I’d checked to make sure the marks were all covered and put my stockings on. Nearly there; Mam would have to lace my bodice up. I’d fervently hoped that the gym had worked and the dress made me look good. The wedding was at half past eleven. It’d been ten a.m. when I’d heard the front door open and Mel, my bridesmaid, shout up.
‘Oh god, yes please. Put enough in for Mam and Daddy. They’re on their way.’
As though she’d heard the kettle go on, I’d heard Mam bustle through the door.
‘We’re here love; where you at?’
‘Bedroom Mam, I need you to lace me up. Mel’s got the coffee on so she’ll bring them up. Photographer will be here in ten minutes so I need to get this on now.’
She’d opened the bedroom door a bit further to see me as she’d walked in to the bedroom.
‘You look beautiful, Ailis.’ I’d waited for “the conversation,” but it didn’t materialise,
‘Lets get you strapped in then.’ Her smile seemed like an attempt at a conciliation that wasn’t necessary.
I’d done photos. I’d done waving at people in the street as I’d climbed into my festooned VW Beetle car. It’d take ten minutes to get to the chapel; fifteen would make me traditionally late. Now for the daddy/daughter chat. This was the man I’d developed a limp for in an attempt to emulate his walk; where I’d got my sense of humour. He was where I got my looks from, not great on a girl but I was proud to look like my Daddy.
‘You look beautiful baby girl.’
‘Thank you Daddy. You look particularly pretty yourself!’ I detected the tiniest bit of pride in his smile, I gave him a hug.
‘You know how much me and your Mam love you, don’t you? It’s not like I have to say it again, but we do. I know your Mam’s not really keen on this wedding chicken, but she said she was going to make a concerted effort not to go over it again with you today.’
‘Yep, I felt her biting her tongue when she was helping me get ready.’
‘She didn’t say anything? Well, there you go; I didn’t think she’d manage to do it. Guess that shows me eh?’ The laugh in his voice and the tone in which he talked about Mam made it obvious how much he loved her. I still thought it was sweet at their age.
‘I didn’t make that promise. Babe, you know I would never ask you to do anything you didn’t want to and I’d do anything to make you happy? Today, right now, this feels like as much as I can do…’ His voice tailed off and I could see him working words around his mouth, as if trying them out before he said them. He wasn’t a great speech maker, preferred to make jokes than show emotion.
‘Ailis, I can’t help but feel that you shouldn’t seem so unexcited on one of the most important days of your life. You’re so matter of fact about everything. This morning felt mechanical. That wasn’t how it was for your Mam and me, so I’m giving you a way out. I’m asking you to think about how you feel right now and I’m asking you to think properly. If you think that going ahead with this is the right decision then I will walk you down that aisle with the biggest, proudest smile. If not, tell me now and I’ll take you away.’
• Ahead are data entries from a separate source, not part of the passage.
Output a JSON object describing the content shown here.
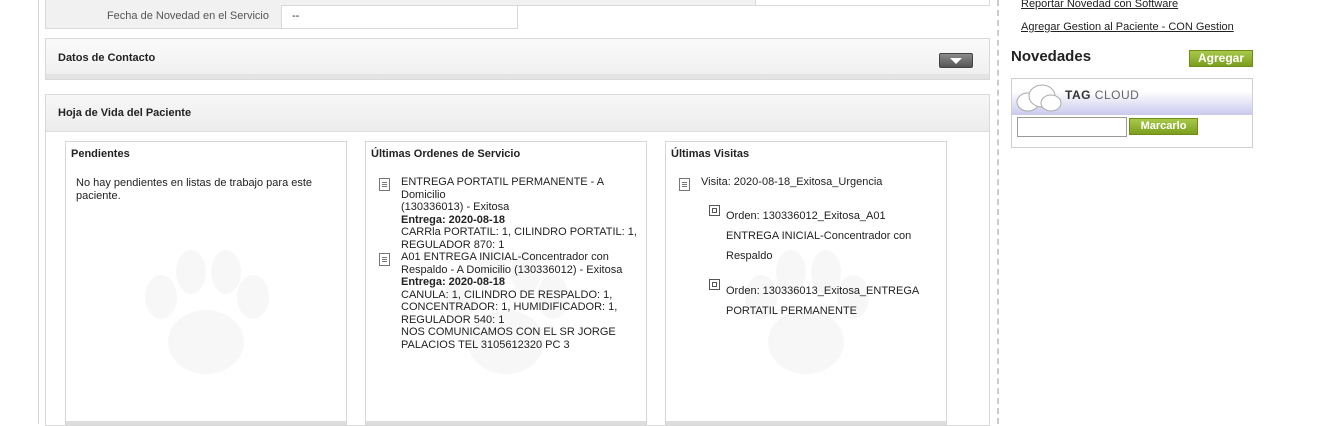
{
  "top_table": {
    "novedad_label": "Fecha de Novedad en el Servicio",
    "novedad_value": "--"
  },
  "sections": {
    "contacto_title": "Datos de Contacto",
    "hoja_title": "Hoja de Vida del Paciente"
  },
  "pendientes": {
    "title": "Pendientes",
    "message": "No hay pendientes en listas de trabajo para este paciente."
  },
  "ordenes": {
    "title": "Últimas Ordenes de Servicio",
    "items": [
      {
        "line1": "ENTREGA PORTATIL PERMANENTE - A Domicilio",
        "line2": "(130336013) - Exitosa",
        "entrega": "Entrega: 2020-08-18",
        "d1": "CARRla PORTATIL: 1, CILINDRO PORTATIL: 1,",
        "d2": "REGULADOR 870: 1"
      },
      {
        "line1": "A01 ENTREGA INICIAL-Concentrador con",
        "line2": "Respaldo - A Domicilio (130336012) - Exitosa",
        "entrega": "Entrega: 2020-08-18",
        "d1": "CANULA: 1, CILINDRO DE RESPALDO: 1,",
        "d2": "CONCENTRADOR: 1, HUMIDIFICADOR: 1,",
        "d3": "REGULADOR 540: 1",
        "d4": "NOS COMUNICAMOS CON EL SR JORGE",
        "d5": "PALACIOS TEL 3105612320 PC 3"
      }
    ]
  },
  "visitas": {
    "title": "Últimas Visitas",
    "visit": "Visita: 2020-08-18_Exitosa_Urgencia",
    "orden1_l1": "Orden: 130336012_Exitosa_A01",
    "orden1_l2": "ENTREGA INICIAL-Concentrador con",
    "orden1_l3": "Respaldo",
    "orden2_l1": "Orden: 130336013_Exitosa_ENTREGA",
    "orden2_l2": "PORTATIL PERMANENTE"
  },
  "sidebar": {
    "link1": "Reportar Novedad con Software",
    "link2": "Agregar Gestion al Paciente - CON Gestion",
    "novedades_title": "Novedades",
    "agregar_label": "Agregar",
    "tag_word1": "TAG",
    "tag_word2": "CLOUD",
    "marcar_label": "Marcarlo",
    "tag_input_value": ""
  },
  "colors": {
    "button_green": "#8db32f",
    "tag_gradient": "#c9c9ee"
  }
}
‘Think about it chicken. Just think…’
Nearly at the chapel. I catch my reflection in the rear-view mirror. No smile; the searing heat of years of uncried tears burn my eyes. I was happy wasn’t I? I Wouldn’t be here if I wasn’t happy… Would I?
‘Mate, can you drive round the park again?’ He looked at me;